» **EXERCISE BRIEF**:
Check each line of the material below for "Department", then copy the ones that contain it.

» **DATA**:
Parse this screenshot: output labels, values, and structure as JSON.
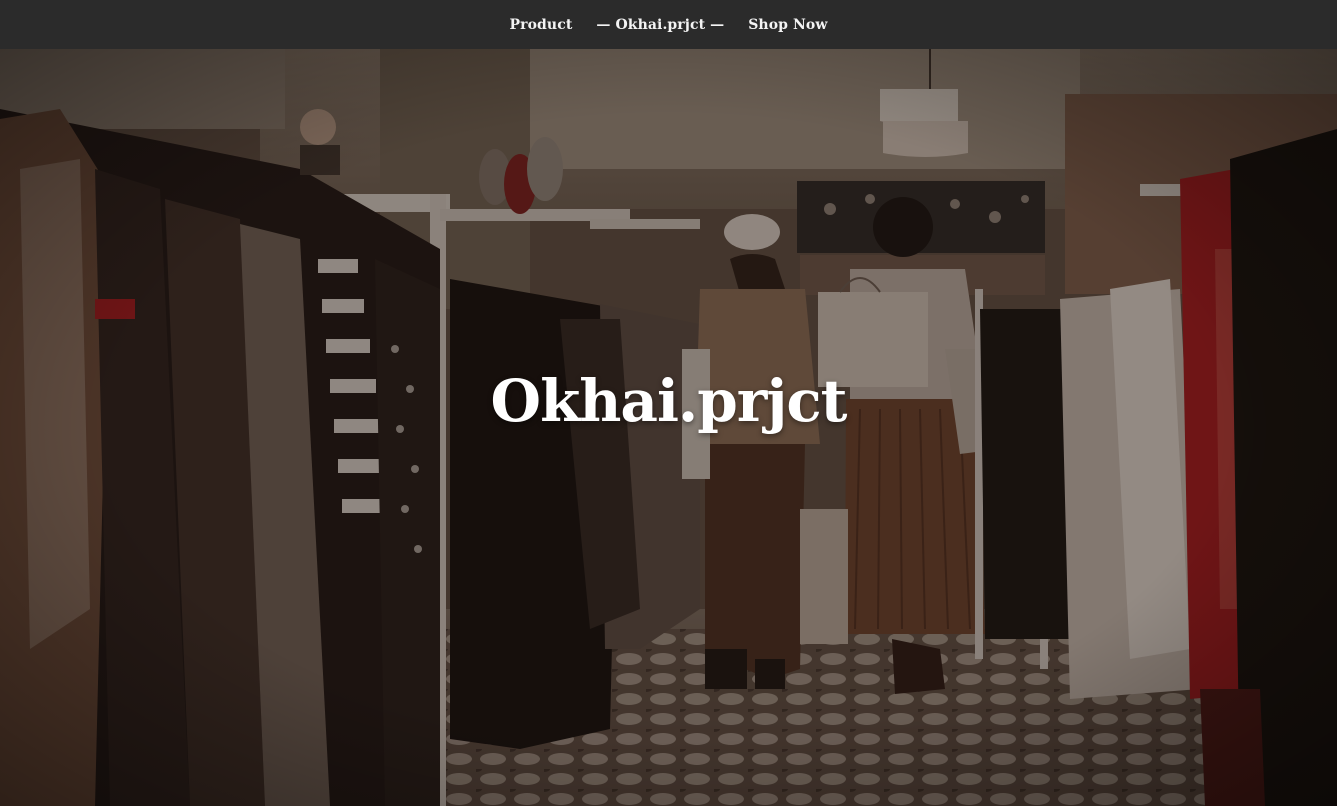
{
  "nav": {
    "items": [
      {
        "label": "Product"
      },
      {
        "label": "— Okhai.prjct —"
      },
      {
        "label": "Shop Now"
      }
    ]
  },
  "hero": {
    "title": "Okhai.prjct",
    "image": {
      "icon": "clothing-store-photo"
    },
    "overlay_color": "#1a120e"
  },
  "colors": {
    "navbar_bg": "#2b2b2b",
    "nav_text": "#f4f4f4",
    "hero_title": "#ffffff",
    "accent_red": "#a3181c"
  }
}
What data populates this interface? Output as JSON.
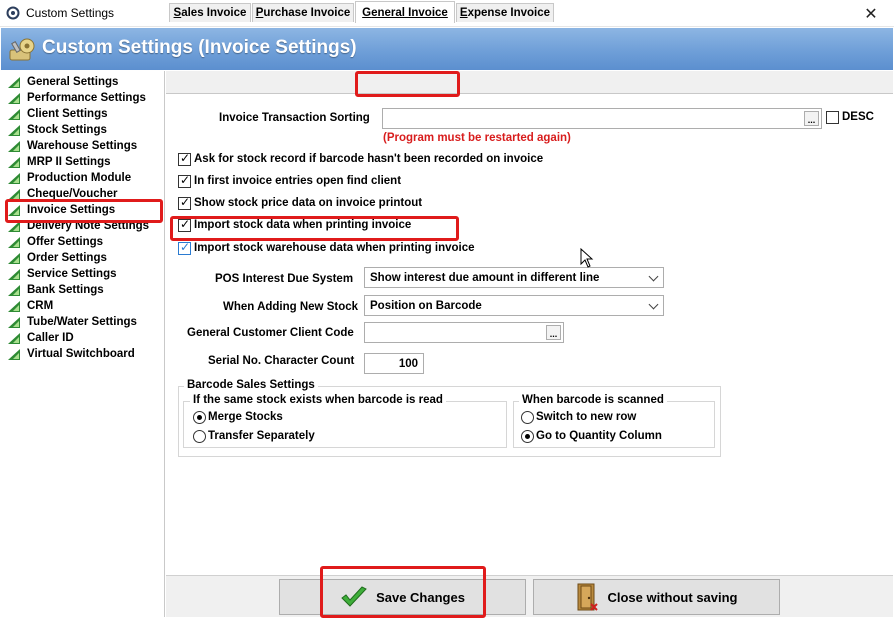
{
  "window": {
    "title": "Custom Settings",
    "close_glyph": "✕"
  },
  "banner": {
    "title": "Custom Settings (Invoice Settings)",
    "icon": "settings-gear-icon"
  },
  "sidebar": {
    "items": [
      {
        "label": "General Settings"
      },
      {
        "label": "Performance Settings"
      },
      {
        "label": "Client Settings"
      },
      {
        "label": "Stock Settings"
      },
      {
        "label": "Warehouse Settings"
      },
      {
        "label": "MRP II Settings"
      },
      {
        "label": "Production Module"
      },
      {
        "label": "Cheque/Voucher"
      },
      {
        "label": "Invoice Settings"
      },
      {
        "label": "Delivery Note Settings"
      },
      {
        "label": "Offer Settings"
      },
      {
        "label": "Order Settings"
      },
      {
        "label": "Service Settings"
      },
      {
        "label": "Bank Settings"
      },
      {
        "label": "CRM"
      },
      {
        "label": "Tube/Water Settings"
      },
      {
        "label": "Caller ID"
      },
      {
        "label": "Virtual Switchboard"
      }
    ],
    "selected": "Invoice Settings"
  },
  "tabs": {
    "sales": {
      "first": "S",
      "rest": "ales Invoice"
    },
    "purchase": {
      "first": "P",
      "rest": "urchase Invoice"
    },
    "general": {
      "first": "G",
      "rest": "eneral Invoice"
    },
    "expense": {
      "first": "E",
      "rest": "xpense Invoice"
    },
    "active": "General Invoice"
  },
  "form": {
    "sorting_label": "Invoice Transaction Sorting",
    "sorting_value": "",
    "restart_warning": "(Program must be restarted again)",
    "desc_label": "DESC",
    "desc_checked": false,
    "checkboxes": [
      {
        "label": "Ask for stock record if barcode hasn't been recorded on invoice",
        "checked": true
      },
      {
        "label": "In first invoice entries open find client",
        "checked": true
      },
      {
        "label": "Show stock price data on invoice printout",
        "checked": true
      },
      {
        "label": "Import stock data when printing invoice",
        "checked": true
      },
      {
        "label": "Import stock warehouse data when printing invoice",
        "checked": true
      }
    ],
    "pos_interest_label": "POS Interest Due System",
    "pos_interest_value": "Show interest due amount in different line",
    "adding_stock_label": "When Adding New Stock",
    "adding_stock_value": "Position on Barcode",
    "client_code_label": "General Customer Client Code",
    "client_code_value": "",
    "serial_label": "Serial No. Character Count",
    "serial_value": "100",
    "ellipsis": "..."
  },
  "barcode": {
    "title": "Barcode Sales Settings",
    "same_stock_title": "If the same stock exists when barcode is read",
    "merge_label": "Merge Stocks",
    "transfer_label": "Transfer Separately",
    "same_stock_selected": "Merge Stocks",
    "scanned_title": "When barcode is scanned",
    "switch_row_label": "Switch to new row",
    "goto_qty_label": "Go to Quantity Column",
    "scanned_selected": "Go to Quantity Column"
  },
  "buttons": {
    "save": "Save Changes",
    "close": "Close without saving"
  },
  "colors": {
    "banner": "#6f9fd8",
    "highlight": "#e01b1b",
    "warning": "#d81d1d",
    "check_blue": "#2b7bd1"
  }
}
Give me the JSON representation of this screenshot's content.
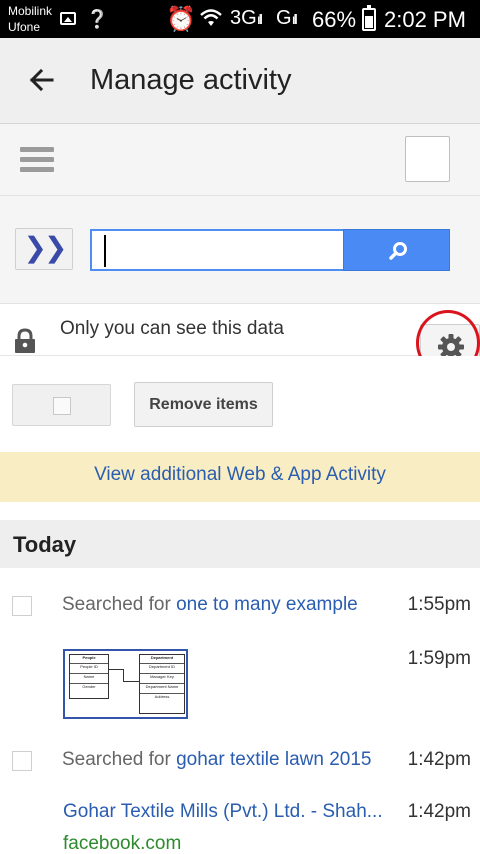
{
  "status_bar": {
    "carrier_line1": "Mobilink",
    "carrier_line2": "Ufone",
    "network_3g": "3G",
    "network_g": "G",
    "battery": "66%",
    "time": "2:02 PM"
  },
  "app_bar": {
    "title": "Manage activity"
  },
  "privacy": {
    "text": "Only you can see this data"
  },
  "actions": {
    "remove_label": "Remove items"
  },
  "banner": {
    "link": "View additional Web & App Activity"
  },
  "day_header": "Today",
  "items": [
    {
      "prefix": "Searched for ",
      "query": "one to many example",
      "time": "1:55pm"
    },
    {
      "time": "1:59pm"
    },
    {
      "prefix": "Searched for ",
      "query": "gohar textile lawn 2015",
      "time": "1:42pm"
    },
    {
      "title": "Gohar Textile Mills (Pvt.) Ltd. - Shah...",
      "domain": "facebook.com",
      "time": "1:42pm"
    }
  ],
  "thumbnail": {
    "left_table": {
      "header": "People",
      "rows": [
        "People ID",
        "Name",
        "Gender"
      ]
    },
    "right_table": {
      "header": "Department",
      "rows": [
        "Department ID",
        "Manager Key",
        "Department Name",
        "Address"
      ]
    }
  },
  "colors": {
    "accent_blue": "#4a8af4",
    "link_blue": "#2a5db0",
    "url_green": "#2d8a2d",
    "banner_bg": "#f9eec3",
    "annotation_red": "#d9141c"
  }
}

» **SOLUTION FOR THIS EXERCISE**:
      "header": "Department",
        "Department ID",
        "Department Name",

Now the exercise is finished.